*** Opening Data to use ***

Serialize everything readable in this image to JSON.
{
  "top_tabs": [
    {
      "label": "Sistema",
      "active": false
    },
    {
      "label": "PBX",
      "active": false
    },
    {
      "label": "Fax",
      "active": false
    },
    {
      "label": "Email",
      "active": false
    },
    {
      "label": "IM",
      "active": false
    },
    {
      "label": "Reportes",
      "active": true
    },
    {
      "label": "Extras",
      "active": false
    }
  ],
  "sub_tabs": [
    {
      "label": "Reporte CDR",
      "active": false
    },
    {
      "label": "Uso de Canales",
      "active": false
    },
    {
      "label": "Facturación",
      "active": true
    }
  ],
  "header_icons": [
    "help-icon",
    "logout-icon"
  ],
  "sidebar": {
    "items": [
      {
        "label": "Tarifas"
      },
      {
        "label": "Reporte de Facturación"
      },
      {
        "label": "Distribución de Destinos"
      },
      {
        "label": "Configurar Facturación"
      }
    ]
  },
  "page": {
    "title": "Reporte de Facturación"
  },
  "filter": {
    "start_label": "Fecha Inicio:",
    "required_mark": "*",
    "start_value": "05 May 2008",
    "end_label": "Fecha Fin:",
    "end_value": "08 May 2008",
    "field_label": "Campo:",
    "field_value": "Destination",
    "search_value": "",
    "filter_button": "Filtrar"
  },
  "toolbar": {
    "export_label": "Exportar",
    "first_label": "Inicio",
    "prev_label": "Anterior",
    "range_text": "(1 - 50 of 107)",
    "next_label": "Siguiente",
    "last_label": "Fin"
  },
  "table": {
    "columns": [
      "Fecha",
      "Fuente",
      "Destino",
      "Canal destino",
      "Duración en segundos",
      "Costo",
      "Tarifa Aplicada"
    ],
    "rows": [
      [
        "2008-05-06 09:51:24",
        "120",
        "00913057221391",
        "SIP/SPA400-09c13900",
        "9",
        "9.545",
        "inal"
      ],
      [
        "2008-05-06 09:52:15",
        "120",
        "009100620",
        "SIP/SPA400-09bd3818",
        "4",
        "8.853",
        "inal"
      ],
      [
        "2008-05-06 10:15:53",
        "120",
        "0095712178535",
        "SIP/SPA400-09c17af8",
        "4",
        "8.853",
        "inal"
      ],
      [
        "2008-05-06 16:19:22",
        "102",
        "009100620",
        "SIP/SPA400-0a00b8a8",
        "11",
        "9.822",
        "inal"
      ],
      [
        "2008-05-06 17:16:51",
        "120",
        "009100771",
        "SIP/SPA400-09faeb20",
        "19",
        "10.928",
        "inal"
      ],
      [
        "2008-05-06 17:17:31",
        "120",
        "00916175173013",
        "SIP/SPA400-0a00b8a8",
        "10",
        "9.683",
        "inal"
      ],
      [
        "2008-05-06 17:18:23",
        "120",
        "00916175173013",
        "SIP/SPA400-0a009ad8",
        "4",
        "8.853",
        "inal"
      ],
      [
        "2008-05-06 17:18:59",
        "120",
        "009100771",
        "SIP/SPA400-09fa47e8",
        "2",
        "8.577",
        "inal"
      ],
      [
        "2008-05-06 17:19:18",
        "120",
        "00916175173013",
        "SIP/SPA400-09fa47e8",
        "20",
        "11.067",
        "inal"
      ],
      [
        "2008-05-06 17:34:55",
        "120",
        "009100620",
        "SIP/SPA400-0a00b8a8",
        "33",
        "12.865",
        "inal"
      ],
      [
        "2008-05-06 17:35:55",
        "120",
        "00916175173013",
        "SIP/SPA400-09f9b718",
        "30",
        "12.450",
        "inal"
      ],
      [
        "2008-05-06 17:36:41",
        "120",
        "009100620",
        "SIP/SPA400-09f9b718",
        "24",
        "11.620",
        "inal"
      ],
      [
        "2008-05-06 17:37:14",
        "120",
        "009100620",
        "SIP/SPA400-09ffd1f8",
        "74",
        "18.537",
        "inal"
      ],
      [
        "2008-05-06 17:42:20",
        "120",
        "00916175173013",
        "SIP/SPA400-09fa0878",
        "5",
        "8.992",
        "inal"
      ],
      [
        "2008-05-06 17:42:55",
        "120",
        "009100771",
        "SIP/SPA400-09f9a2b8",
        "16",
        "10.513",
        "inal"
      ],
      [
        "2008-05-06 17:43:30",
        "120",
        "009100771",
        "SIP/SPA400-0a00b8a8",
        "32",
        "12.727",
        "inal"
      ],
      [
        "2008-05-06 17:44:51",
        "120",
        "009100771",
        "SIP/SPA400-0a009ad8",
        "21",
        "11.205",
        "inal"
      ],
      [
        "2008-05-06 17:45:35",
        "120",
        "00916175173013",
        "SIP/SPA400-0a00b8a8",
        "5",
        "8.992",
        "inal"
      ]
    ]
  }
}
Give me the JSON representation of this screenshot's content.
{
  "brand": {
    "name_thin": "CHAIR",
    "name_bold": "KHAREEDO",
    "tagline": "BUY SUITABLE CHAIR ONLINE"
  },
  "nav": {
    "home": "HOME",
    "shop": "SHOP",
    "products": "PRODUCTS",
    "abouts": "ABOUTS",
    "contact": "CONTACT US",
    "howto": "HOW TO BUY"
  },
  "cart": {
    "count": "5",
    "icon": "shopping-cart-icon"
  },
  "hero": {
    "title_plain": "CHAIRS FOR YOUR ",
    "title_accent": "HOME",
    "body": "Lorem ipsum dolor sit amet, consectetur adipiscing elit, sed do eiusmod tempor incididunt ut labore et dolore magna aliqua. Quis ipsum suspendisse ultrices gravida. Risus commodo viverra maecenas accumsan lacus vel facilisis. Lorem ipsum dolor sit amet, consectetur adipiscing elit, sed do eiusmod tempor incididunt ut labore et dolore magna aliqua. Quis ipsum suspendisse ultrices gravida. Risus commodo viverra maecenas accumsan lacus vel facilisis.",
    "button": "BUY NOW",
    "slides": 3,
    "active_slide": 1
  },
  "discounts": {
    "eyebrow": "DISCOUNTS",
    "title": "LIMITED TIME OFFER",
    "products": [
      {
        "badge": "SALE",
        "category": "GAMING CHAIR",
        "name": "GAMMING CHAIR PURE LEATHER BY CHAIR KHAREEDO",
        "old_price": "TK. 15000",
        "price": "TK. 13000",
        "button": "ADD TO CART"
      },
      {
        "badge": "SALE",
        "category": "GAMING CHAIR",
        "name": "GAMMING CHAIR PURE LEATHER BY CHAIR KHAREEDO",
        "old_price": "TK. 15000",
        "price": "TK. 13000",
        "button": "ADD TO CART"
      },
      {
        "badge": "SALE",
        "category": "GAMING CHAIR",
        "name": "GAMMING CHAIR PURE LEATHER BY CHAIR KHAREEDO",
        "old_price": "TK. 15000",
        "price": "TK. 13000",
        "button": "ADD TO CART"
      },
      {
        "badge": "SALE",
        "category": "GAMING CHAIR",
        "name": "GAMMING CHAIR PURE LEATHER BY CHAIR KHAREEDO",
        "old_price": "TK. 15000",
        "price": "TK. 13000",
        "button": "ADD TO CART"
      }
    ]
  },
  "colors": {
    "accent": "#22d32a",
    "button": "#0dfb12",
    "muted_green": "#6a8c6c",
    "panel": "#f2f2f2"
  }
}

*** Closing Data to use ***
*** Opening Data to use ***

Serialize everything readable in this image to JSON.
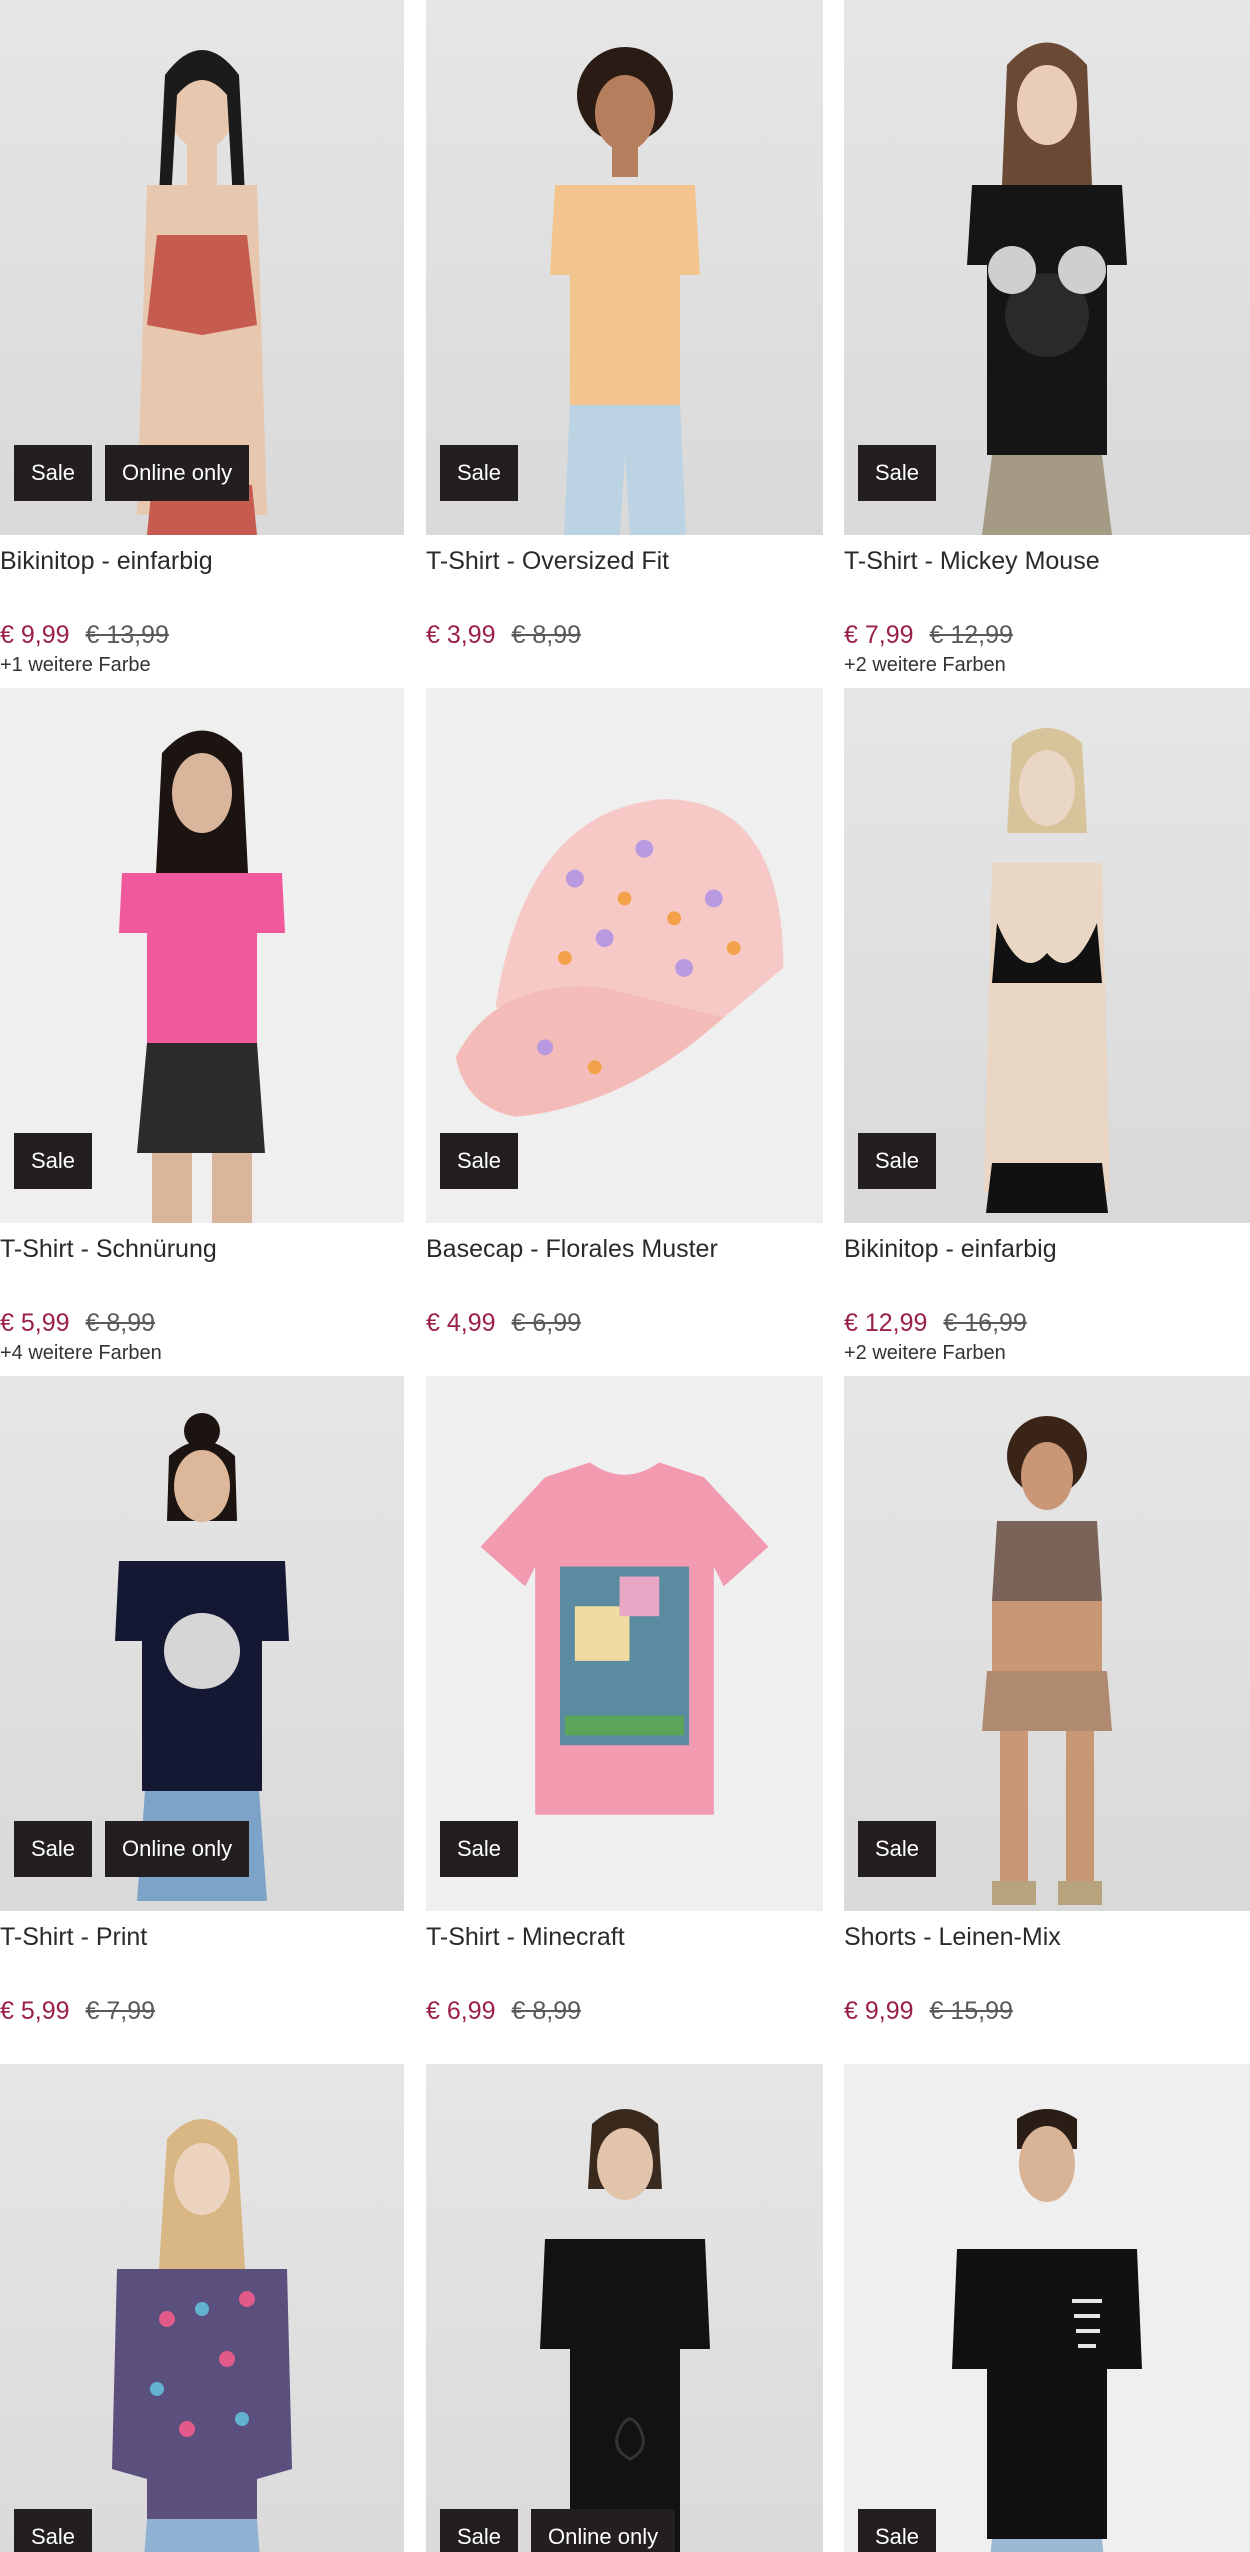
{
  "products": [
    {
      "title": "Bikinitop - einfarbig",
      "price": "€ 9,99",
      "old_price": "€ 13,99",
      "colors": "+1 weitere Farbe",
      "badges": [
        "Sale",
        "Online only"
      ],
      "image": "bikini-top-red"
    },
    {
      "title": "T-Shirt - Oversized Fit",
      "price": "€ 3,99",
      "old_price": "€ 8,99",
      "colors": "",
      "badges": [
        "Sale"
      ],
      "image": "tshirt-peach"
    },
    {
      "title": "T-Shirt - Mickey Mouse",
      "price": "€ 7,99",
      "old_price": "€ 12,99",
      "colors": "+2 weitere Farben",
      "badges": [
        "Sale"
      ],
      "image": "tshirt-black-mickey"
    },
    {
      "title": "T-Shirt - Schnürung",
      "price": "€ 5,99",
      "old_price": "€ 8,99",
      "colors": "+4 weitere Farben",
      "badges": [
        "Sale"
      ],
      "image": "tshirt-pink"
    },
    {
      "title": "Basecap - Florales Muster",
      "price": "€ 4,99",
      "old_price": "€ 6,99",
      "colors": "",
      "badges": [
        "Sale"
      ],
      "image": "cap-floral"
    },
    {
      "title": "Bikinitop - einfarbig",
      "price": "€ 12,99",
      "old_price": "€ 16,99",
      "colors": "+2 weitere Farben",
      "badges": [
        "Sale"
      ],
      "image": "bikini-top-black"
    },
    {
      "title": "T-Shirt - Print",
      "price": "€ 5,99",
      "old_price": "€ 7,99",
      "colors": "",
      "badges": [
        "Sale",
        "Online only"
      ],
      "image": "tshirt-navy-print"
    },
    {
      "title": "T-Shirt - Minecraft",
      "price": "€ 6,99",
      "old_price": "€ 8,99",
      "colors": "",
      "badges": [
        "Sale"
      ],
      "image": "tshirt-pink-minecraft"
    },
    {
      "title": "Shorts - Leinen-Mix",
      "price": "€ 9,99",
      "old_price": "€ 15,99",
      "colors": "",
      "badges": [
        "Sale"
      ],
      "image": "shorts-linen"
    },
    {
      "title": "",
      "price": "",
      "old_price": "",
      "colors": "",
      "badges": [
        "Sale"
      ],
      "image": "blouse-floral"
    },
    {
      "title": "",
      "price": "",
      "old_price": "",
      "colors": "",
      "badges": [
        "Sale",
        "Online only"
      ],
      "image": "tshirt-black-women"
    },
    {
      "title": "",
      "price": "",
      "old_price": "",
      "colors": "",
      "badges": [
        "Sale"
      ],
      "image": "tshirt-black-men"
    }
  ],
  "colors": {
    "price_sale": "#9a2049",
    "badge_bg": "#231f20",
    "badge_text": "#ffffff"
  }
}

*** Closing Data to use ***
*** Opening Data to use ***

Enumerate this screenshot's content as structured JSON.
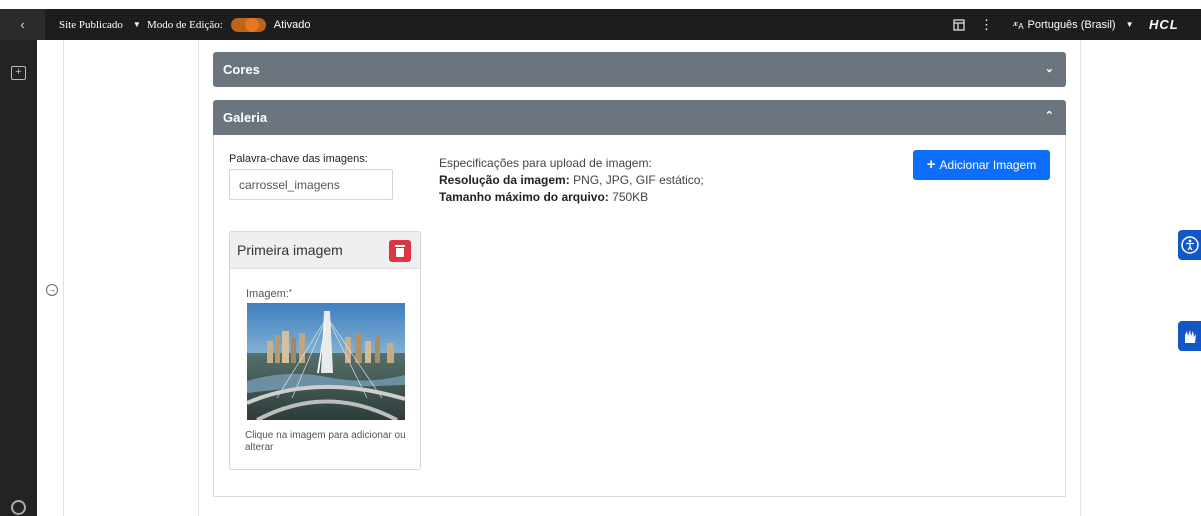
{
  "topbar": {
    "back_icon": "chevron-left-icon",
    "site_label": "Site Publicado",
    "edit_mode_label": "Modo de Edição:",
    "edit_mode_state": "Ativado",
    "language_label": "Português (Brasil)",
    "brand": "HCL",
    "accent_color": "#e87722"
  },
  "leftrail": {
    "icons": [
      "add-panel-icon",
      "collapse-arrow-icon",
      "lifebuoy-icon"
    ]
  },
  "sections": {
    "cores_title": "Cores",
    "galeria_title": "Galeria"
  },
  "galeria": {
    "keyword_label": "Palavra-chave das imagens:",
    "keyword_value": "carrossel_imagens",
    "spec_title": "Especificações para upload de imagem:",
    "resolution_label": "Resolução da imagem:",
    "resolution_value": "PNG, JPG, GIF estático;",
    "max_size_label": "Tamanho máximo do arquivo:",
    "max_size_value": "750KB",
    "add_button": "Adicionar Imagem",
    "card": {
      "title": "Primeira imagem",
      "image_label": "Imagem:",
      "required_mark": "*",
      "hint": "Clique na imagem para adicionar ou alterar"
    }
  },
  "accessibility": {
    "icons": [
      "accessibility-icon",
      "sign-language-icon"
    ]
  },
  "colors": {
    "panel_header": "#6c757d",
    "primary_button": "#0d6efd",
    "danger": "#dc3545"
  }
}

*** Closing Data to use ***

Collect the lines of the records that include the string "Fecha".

■ **Result**:
    "start_label": "Fecha Inicio:",
    "end_label": "Fecha Fin:",
      "Fecha",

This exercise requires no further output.